“After these specimens of the mode of thinking on this important subject, among rational theologiaris, we shall present but a few examples from the writings of philosophers, but those men of the highest name, and of no doubtful character in respect to their faith.
“! That a man should afford his assent to that side on which the less probability appears to him, seems to me utterly impracticable, and as impossible as it is to believe the same thing probable and improbable at the same time.'--Locke, Hum. Underst. B. IV. Ch. 20. Sect. 15, 16.
“ • The mind of man is necessarily passive in two important manners, either as truth, real or apparent, demands its assent; or, as falsehood, real or apparent, demands its dissent. It is in consequence of this passivity of the human mind, which I chuse to call passivity intellectual, that it becomes susceptible of disci-, pline and institution, and thus finds itself adornsd (according as it is cultivated) with the various tribes both of arts and sciences.' --Harris' Philos. Arrang. Ch. XI.
“ This intellectual passivity is completely implied in one of the
leading rules of Descartes' Philosophy. Credidi me,' says he,
pro regula generali sumere posse, omne id quod dilucidé et distincté concipiebam verum esse.' That conception is independent of the will, nobody has disputed. When any conceivable thing is presented to our conception, we can no more avoid conceiving it, than feeling pain when we are hurt.
“ There are two propositions, therefore, of the greatest certainty. and the greatest importance.
“ The first is this, that, as the mind is passive in belief, and the will, to use the words of Dr. Clarke, has nothing at all to do with it, neither merit nor demerit can ever be ascribed to belief, without the utmost confusion of ideas, and the risk of a deplorable train of the most immoral consequences.
“ The second is, that, as the mind is not passive in what it does relating to evidence, but has all the activity which is implied in its most voluntary exertions, merit or demerit may be justly ascribed to it.
“ On hiş mode of dealing with evidence, the good or evil application of the powers of the man, in other words, the greatest possible degree either of virtue or of vice, almost wholly depends.
“ The evidence of this proposition is short and conclusive.

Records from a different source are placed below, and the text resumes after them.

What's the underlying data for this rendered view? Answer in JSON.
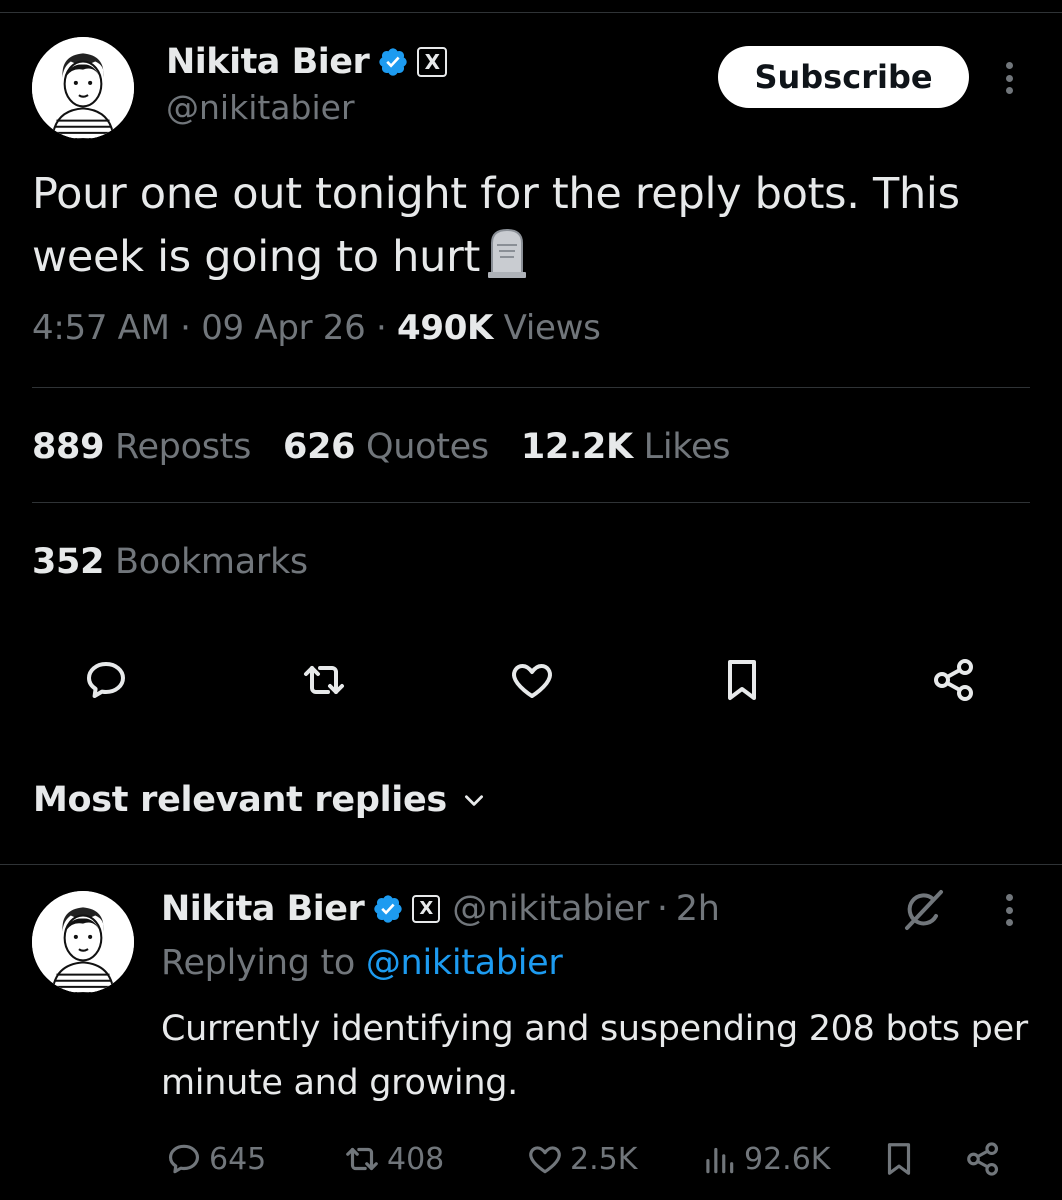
{
  "tweet": {
    "author": {
      "name": "Nikita Bier",
      "handle": "@nikitabier",
      "verified_color": "#1d9bf0",
      "affiliation_badge": "X"
    },
    "subscribe_label": "Subscribe",
    "text": "Pour one out tonight for the reply bots. This week is going to hurt",
    "emoji": "headstone-icon",
    "time": "4:57 AM",
    "date": "09 Apr 26",
    "views_count": "490K",
    "views_label": "Views",
    "reposts_count": "889",
    "reposts_label": "Reposts",
    "quotes_count": "626",
    "quotes_label": "Quotes",
    "likes_count": "12.2K",
    "likes_label": "Likes",
    "bookmarks_count": "352",
    "bookmarks_label": "Bookmarks"
  },
  "actions": [
    "reply-icon",
    "repost-icon",
    "like-icon",
    "bookmark-icon",
    "share-icon"
  ],
  "replies_sort_label": "Most relevant replies",
  "reply": {
    "author_name": "Nikita Bier",
    "author_handle": "@nikitabier",
    "affiliation_badge": "X",
    "age": "2h",
    "replying_prefix": "Replying to",
    "replying_to": "@nikitabier",
    "text": "Currently identifying and suspending 208 bots per minute and growing.",
    "replies": "645",
    "reposts": "408",
    "likes": "2.5K",
    "views": "92.6K"
  },
  "colors": {
    "background": "#000000",
    "text": "#e7e9ea",
    "secondary": "#71767b",
    "accent": "#1d9bf0",
    "divider": "#2f3336"
  }
}
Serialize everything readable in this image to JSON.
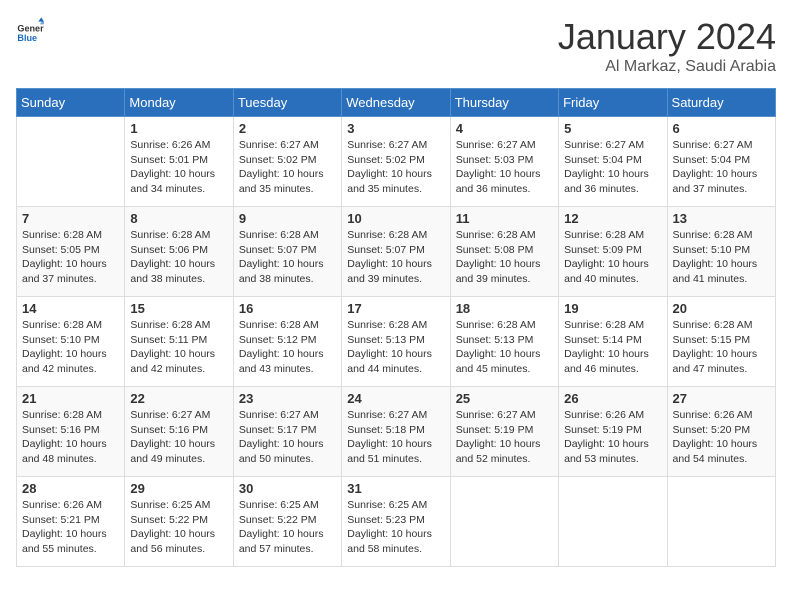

The outward acts of the man follow the inward acts of the will ; the acts of the will follow the last determinations of the understanding ; the determinations of the understanding follow the evidence present to the mind. The outward acts of the man, therefore, are all precisely such as the evidence which he has in his contemplation determines them to be.
“ Proper dealing with evidence consist of two things. First, the full collection of it; secondly, the equal reception of it.
“ With regard to the first, it is knowledge that is concerned, With regard to the second, it is fairness.
“ Fulness of Collection.-1. When a man gives himself no concern about evidence, he remains in voluntary ignorance. The degree of criminality which is involved in this, admits of alldegrees, according to the nature of the case. , Where it is of little importance, whether a man is or is not ignorant; very little blame can attach to his ignorance; where it would be impossible for him to acquire knowledge, however important; without neglecting it where it is still of greater importance, ignorance may deserve praise rather than blame. There are cases, however, in which voluntary ignorance implies the greatest wickedness ; and a habit of voluntary ignorance, a habit, to a certain degree predominant, of indifference to evidence on important points, implies one of the most odious and disgusting states of intellectual and moral depravity.
Èquality of Reception.- 2. The criminality of unfairness, also, of course, admits of degrees, according to the less or greater